Data governance came in as CAEs’ number one audit concern, followed by cybersecurity preparedness. This is in part due to regulatory scrutiny along with related data management challenges such as third-party ecosystems, cyber vulnerabilities and data privacy.
Despite acknowledging the strategic importance of data, GRC’s own observations are that organisations have been slow to adopt data governance frameworks. This incurs a risk of privacy and quality breaches, regulatory fines, loss of public trust as well as fines.
The top three risks for CAEs for 2020
Data governance: Nearly 80% of executives agree their organisations will lose competitive advantage if they do not effectively utilise data. 49% say data can be used to decrease expenses and create new avenues for innovation. More than half the surveyed organisations, however, lack a formal data governance framework and a dedicated budget.

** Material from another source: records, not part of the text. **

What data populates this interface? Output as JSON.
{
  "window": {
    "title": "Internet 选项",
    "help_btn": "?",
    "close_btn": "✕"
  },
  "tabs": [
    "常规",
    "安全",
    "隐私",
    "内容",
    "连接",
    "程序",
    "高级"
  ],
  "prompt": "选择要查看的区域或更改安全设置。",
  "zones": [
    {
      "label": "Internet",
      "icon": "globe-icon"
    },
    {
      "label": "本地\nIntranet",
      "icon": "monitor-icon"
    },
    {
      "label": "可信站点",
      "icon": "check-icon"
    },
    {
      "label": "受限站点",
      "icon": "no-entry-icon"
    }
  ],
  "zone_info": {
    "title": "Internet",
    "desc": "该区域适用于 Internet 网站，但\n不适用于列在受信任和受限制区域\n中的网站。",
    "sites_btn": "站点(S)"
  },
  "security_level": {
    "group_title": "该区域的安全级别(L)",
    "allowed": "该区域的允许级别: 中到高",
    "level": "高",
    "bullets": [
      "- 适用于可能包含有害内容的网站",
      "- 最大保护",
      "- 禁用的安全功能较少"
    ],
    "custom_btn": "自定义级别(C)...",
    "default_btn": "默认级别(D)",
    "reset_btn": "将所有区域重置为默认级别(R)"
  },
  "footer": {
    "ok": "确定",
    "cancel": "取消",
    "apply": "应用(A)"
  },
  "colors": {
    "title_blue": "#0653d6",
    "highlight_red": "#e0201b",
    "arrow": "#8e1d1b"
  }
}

Internal and external auditors should pay special attention to security controls around data assets, data quality controls, data migration plans and backups for critical data assets. They should also review data privacy controls and ensure privacy impact assessments are conducted and issues are actioned. A concept of “privacy by design” should be applied for all projects.
Organisations should have privacy breach identification and response plans in place and these should be regularly tested and continually improved.
Supply chain: Fifty-three percent of senior leaders report an increased dependence on third parties, and in some cases, fourth and fifth parties. Despite the vast access these outside parties have to important business data, the surveyed organisations are generally in a poor position to manage them.
Only 53% of businesses have a strategy to mitigate the risks, and just 28% of organisations continually monitor third parties.
Continuous monitoring and right-to-audit contract provisions can help ensure that third parties adhere to an organisation’s protocols around data use and behaviour. Organisations should also account for contractual reporting requirements if any third parties experience a breach that compromises its data.
Cyber security: A lack of relevant skills and low cybersecurity budgets means that organisations are falling behind in their attempts to counter the growing number of cyberattacks.
Without an increase in resources, organisations will continue to be unable to mitigate the threat of cyberattacks, leading to potential data breaches, loss of intellectual property and regulatory exposure.
At a minimum, organisations should have foundational security measures in place. This includes ongoing vulnerability management and staff awareness training. A discipline of “security by design” should be adopted whereby security is embedded throughout project management phases and the systems development lifecycle.
Finally, organisations should ensure their cyber incident identification and response plan is regularly tested and improved.